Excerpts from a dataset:
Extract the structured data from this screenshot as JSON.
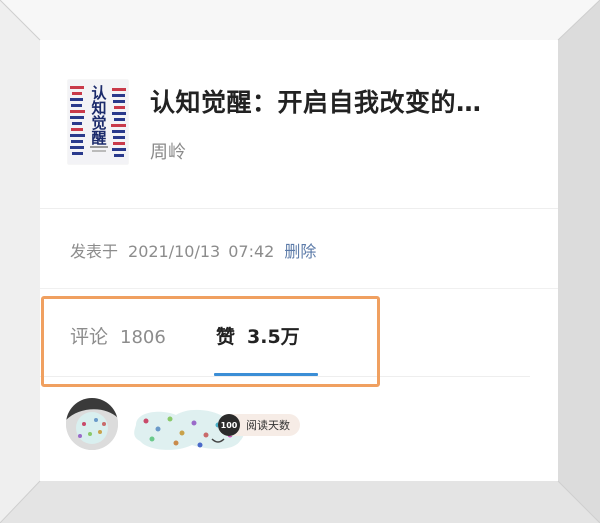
{
  "book": {
    "cover_title": "认知觉醒",
    "title": "认知觉醒：开启自我改变的…",
    "author": "周岭"
  },
  "meta": {
    "prefix": "发表于",
    "date": "2021/10/13",
    "time": "07:42",
    "delete_label": "删除"
  },
  "tabs": {
    "comments_label": "评论",
    "comments_count": "1806",
    "likes_label": "赞",
    "likes_count": "3.5万",
    "active": "likes"
  },
  "user": {
    "badge_number": "100",
    "badge_label": "阅读天数"
  },
  "colors": {
    "accent": "#3b8ed6",
    "highlight": "#f0a060",
    "link": "#5b7aa8"
  }
}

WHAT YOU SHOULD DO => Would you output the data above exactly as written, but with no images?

RESPONSE FOR THIS EXERCISE =>
Extract the structured data from this screenshot as JSON.
{
  "book": {
    "cover_title": "认知觉醒",
    "title": "认知觉醒：开启自我改变的…",
    "author": "周岭"
  },
  "meta": {
    "prefix": "发表于",
    "date": "2021/10/13",
    "time": "07:42",
    "delete_label": "删除"
  },
  "tabs": {
    "comments_label": "评论",
    "comments_count": "1806",
    "likes_label": "赞",
    "likes_count": "3.5万",
    "active": "likes"
  },
  "user": {
    "badge_number": "100",
    "badge_label": "阅读天数"
  },
  "colors": {
    "accent": "#3b8ed6",
    "highlight": "#f0a060",
    "link": "#5b7aa8"
  }
}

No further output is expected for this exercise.